PORTLAND, Ore. — As Damian Lillard walked into Portland’s Moda Center on Wednesday evening for the first time as a member of the Milwaukee Bucks, he instinctively headed toward the home locker room.
That was the same route he’d taken for 11 years as a member of the Trail Blazers, and he said later that he still doesn’t feel like a visitor returning to this city.
“I really didn’t know where to go,” Lillard said during a pregame news conference. “I’d never been in the visitors locker room until today.”
Wednesday marked Lillard’s first game in Portland since he was traded to Milwaukee in October. He was greeted with a one-minute standing ovation when his name was announced during pregame introductions. The Blazers did their part to spoil the homecoming, however, hanging on for a 119-116 win over the Bucks, as Lillard finished with 25 points, 6 rebounds and 7 assists.
While Lillard emphasized his commitment to the Bucks, he also left the door open to a potential return to the franchise that drafted him before his career is over.
“Because of how I feel about Portland,” Lillard said. “How I feel about the organization here and my time that I spent here, in my mind I’ve always felt like that’s how my career would end.
“Right now, I’m just in a space of like, this is where I am now. I’m in Milwaukee. I wanted the opportunity to contend, and our team has an opportunity to contend for this year and years to come, and I’m just living in that. But I definitely, when I was traded, I see a day where I’ll be in a Trail Blazer uniform again before I’m done.”
Lillard arrived in Portland ahead of the Bucks after Monday’s game. He still has family here and said he was eager to sleep in his own bed and host a birthday party for his twins, Kali and Kalii.
The Blazers, who drafted Lillard with the No. 6 pick in 2012, welcomed him back with two tribute videos in the first quarter — one highlighting his on-court accomplishments and iconic moments, the other his impact off the court and in the Portland community. A kid in the crowd held up a sign that read: “Get your ring then come back home!
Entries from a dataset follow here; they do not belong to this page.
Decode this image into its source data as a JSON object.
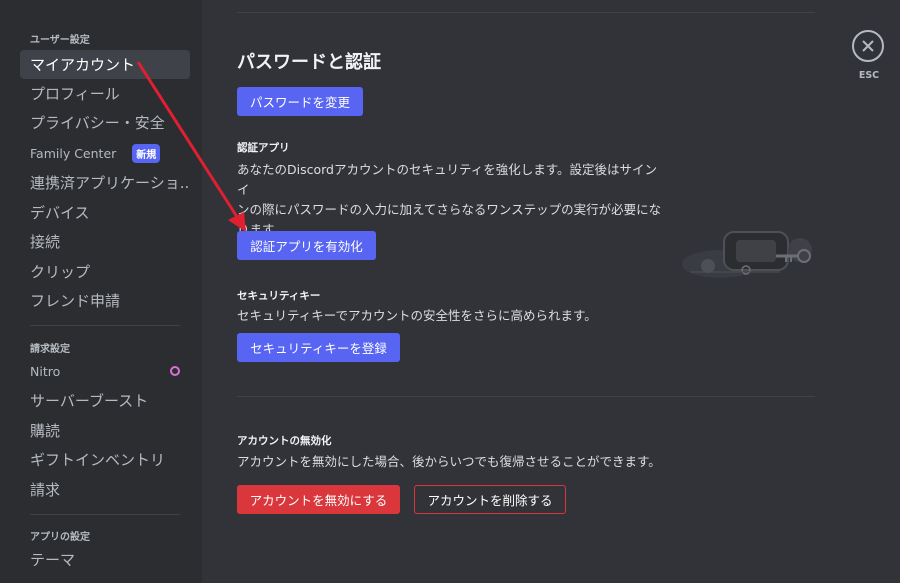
{
  "sidebar": {
    "section_user": "ユーザー設定",
    "items_user": [
      {
        "label": "マイアカウント",
        "active": true
      },
      {
        "label": "プロフィール"
      },
      {
        "label": "プライバシー・安全"
      },
      {
        "label": "Family Center",
        "badge": "新規"
      },
      {
        "label": "連携済アプリケーショ..."
      },
      {
        "label": "デバイス"
      },
      {
        "label": "接続"
      },
      {
        "label": "クリップ"
      },
      {
        "label": "フレンド申請"
      }
    ],
    "section_billing": "請求設定",
    "items_billing": [
      {
        "label": "Nitro"
      },
      {
        "label": "サーバーブースト"
      },
      {
        "label": "購読"
      },
      {
        "label": "ギフトインベントリ"
      },
      {
        "label": "請求"
      }
    ],
    "section_app": "アプリの設定",
    "items_app": [
      {
        "label": "テーマ"
      }
    ]
  },
  "main": {
    "title": "パスワードと認証",
    "change_password_label": "パスワードを変更",
    "auth_app": {
      "label": "認証アプリ",
      "desc_line1": "あなたのDiscordアカウントのセキュリティを強化します。設定後はサインイ",
      "desc_line2": "ンの際にパスワードの入力に加えてさらなるワンステップの実行が必要にな",
      "desc_line3": "ります。",
      "button_label": "認証アプリを有効化"
    },
    "security_key": {
      "label": "セキュリティキー",
      "desc": "セキュリティキーでアカウントの安全性をさらに高められます。",
      "button_label": "セキュリティキーを登録"
    },
    "disable_account": {
      "label": "アカウントの無効化",
      "desc": "アカウントを無効にした場合、後からいつでも復帰させることができます。",
      "disable_label": "アカウントを無効にする",
      "delete_label": "アカウントを削除する"
    }
  },
  "close": {
    "esc_label": "ESC"
  },
  "colors": {
    "accent": "#5865f2",
    "danger": "#da373c",
    "annotation_arrow": "#e02030"
  },
  "icons": [
    "close-icon",
    "nitro-icon",
    "security-illustration"
  ]
}
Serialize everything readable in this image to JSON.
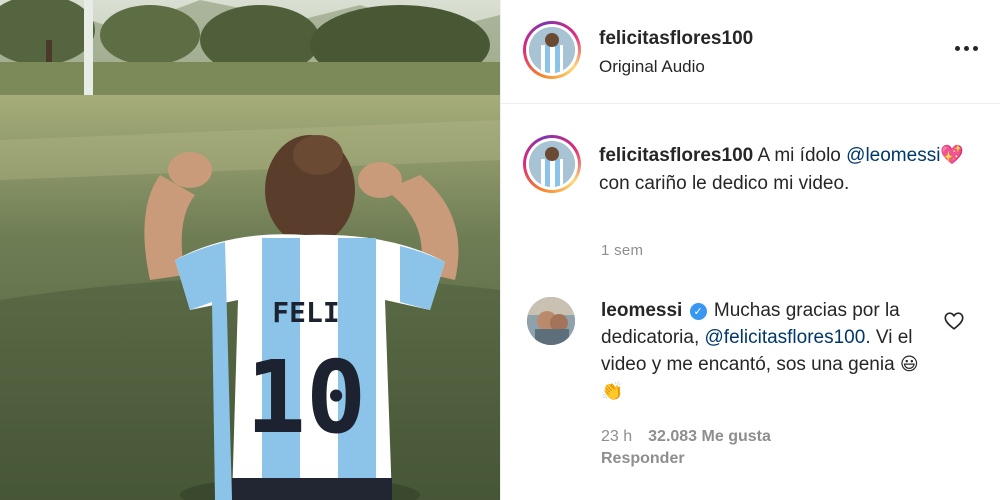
{
  "post": {
    "username": "felicitasflores100",
    "audio": "Original Audio",
    "more_icon": "more-horizontal-icon"
  },
  "caption": {
    "username": "felicitasflores100",
    "text_before": "A mi ídolo",
    "mention": "@leomessi",
    "emoji": "💖",
    "text_after": "con cariño le dedico mi video.",
    "age": "1 sem"
  },
  "comment": {
    "username": "leomessi",
    "verified_icon": "verified-badge-icon",
    "text_1": "Muchas gracias por la dedicatoria,",
    "mention": "@felicitasflores100",
    "text_2": ". Vi el video y me encantó, sos una genia",
    "emoji_1": "😃",
    "emoji_2": "👏",
    "time": "23 h",
    "likes": "32.083 Me gusta",
    "reply": "Responder",
    "like_icon": "heart-outline-icon"
  },
  "media": {
    "jersey_name": "FELI",
    "jersey_number": "10"
  },
  "colors": {
    "mention": "#00376b",
    "muted": "#8e8e8e",
    "verified": "#3897f0",
    "jersey_blue": "#8cc3e8"
  }
}
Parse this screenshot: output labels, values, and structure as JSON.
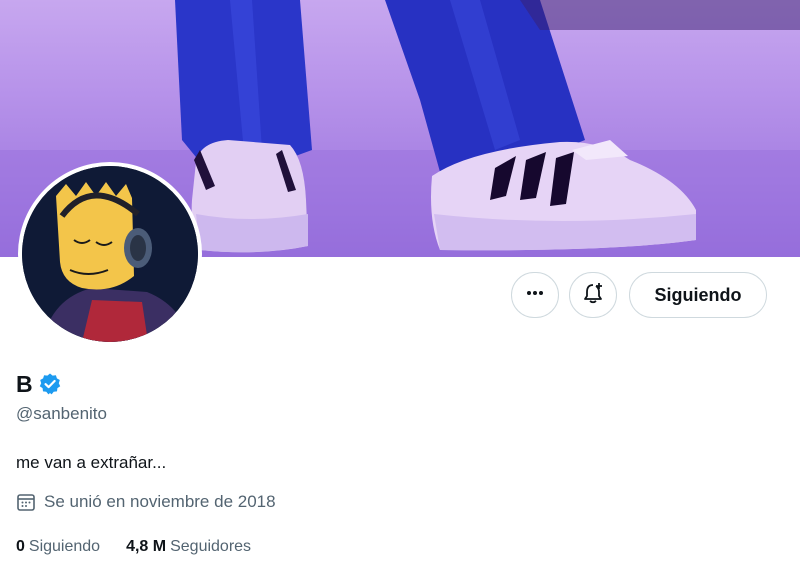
{
  "profile": {
    "display_name": "B",
    "handle": "@sanbenito",
    "bio": "me van a extrañar...",
    "joined": "Se unió en noviembre de 2018",
    "verified": true
  },
  "actions": {
    "more_icon": "ellipsis-icon",
    "notify_icon": "bell-plus-icon",
    "following_label": "Siguiendo"
  },
  "stats": {
    "following_count": "0",
    "following_label": "Siguiendo",
    "followers_count": "4,8 M",
    "followers_label": "Seguidores"
  },
  "colors": {
    "verified_blue": "#1d9bf0",
    "secondary_text": "#536471",
    "primary_text": "#0f1419",
    "border": "#cfd9de"
  }
}
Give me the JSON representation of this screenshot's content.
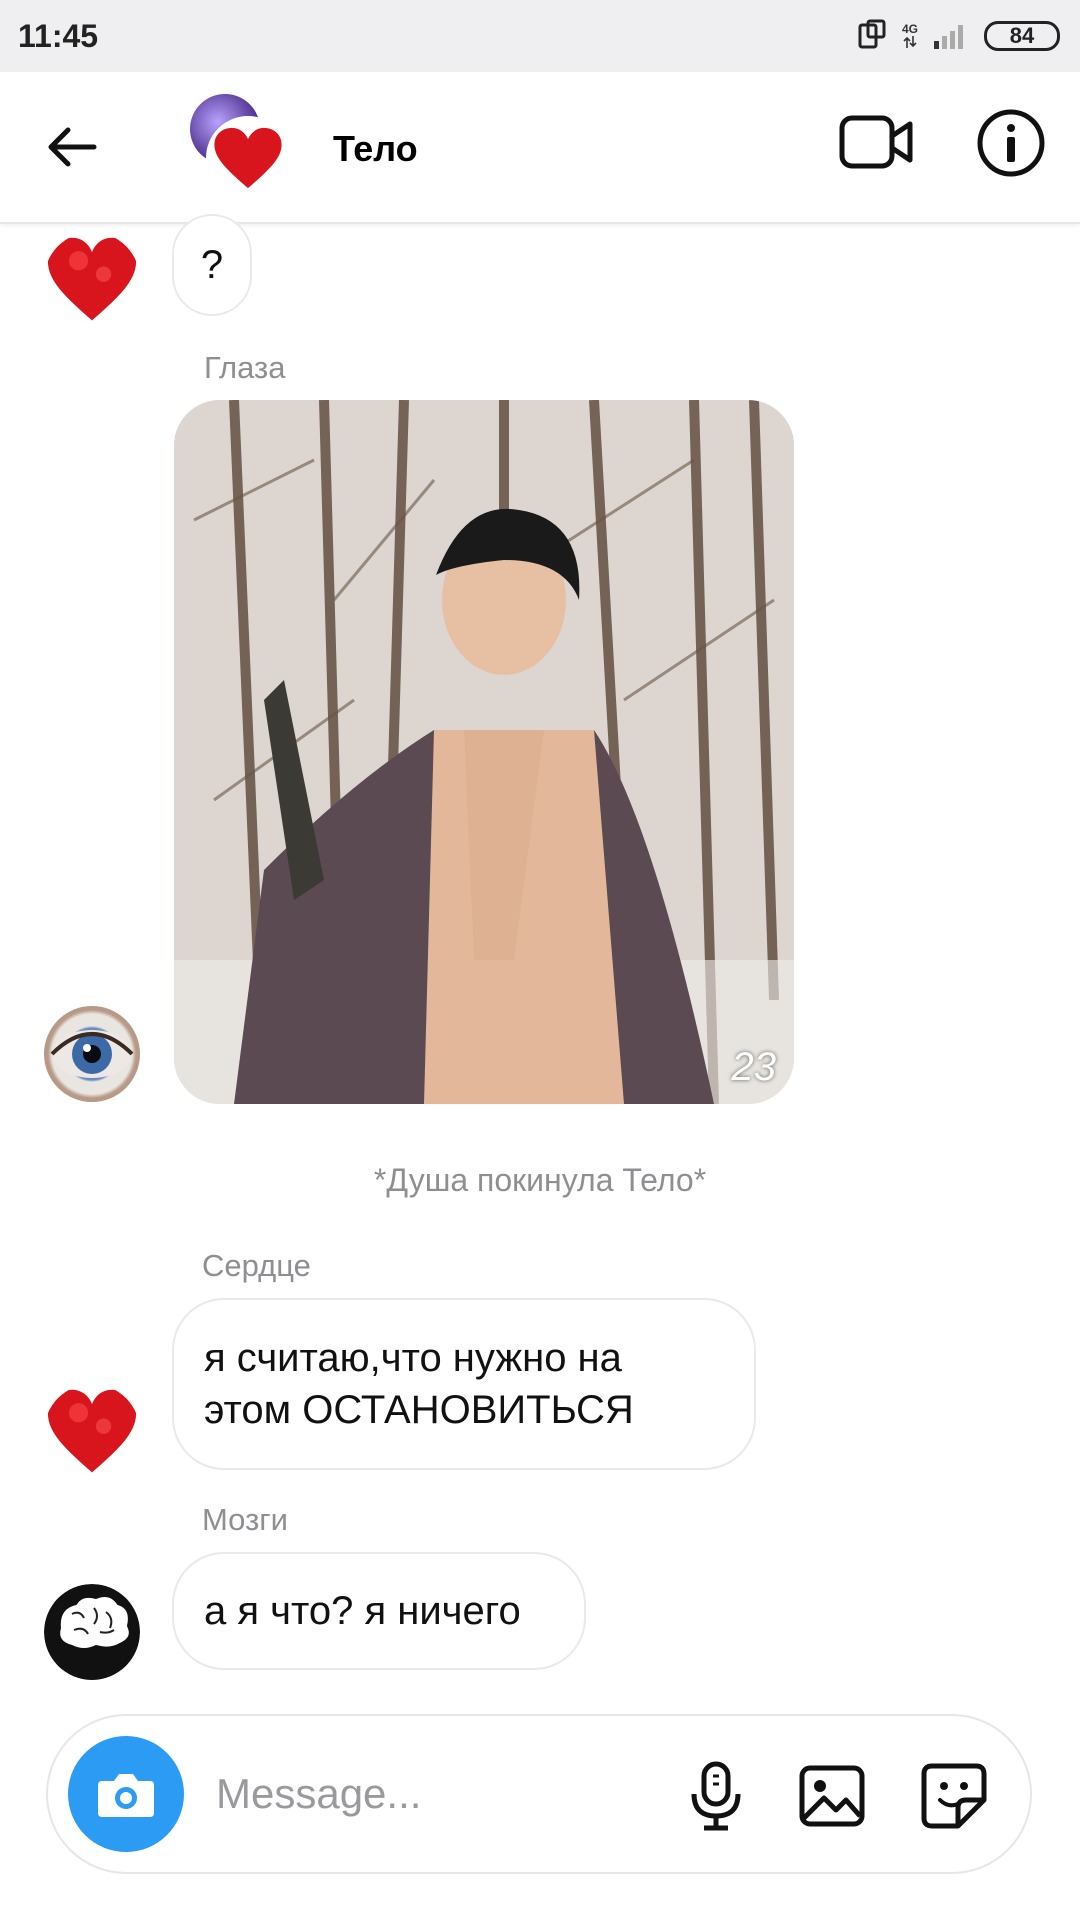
{
  "status_bar": {
    "time": "11:45",
    "network": "4G",
    "battery": "84"
  },
  "header": {
    "title": "Тело"
  },
  "messages": {
    "heart_question": "?",
    "eyes_sender": "Глаза",
    "photo_count": "23",
    "system": "*Душа покинула Тело*",
    "heart_sender": "Сердце",
    "heart_text_line1": "я считаю,что нужно на",
    "heart_text_line2": "этом ОСТАНОВИТЬСЯ",
    "brain_sender": "Мозги",
    "brain_text": "а я что? я ничего"
  },
  "composer": {
    "placeholder": "Message..."
  },
  "colors": {
    "accent": "#2b9bf3",
    "heart": "#d8141c",
    "muted_text": "#8e8e93",
    "bubble_border": "#e9e9ec"
  },
  "icons": {
    "back": "arrow-left-icon",
    "video": "video-camera-icon",
    "info": "info-icon",
    "camera": "camera-icon",
    "mic": "microphone-icon",
    "gallery": "image-icon",
    "sticker": "sticker-icon"
  }
}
“You just feel the appreciation and the love,” Lillard said after the game. “I just kind of stood in it. It was like, man, this is a big deal. Just take that moment and to have everybody in the building just show me that type of love, acknowledgement of a lot of things during my time here. So, I appreciated it.”
Lillard got a call from Pelicans guard CJ McCollum, another former Blazer, on the way to shootaround Wednesday morning, telling him to embrace the emotions of the night.
“My feelings about playing here, my feelings about putting my best foot forward for the organization while I was here, it was genuine,” Lillard said before the game. “It weighed on me heavy, so I’m sure it’ll be a lot of emotions. Just being back out there and seeing the familiar faces. A lot of people in the crowd, I’m going to recognize those faces because I’ve seen them many times, so many years.
“So I’ll let it be what it is. I’m not going to cry, nothing like that. I’m not a big crier, but I’m not going to hide the emotions that I feel from it. I think it’s a moment that means a lot to me and a lot of other people.”
“Right now I’m just in a space of like, this is where I am now. I’m in Milwaukee. I wanted the opportunity to contend and our team has an opportunity to contend for this year and years to come and I’m just living in that. But I definitely, when I was traded, I see a day where I’ll be in a Trail Blazer uniform again before I’m done.”
Lillard did request a trade from Portland at the start of the summer, which he acknowledges led to contention between him and the organization before his exit. He said he still has not spoken to Blazers general manager Joe Cronin since the trade.
But Lillard said he still keeps tabs on the Blazers, mainly checking in on guard Anfernee Simons, whom he considers like a brother.
However, Lillard did not look to this game for any kind of closure or catharsis.
“A lot of the things that I experienced here, I know that is going to always be a part of me,” Lillard said. “It’ll always be a part of me because everything that I’ve said, how I felt about my time, I meant it.”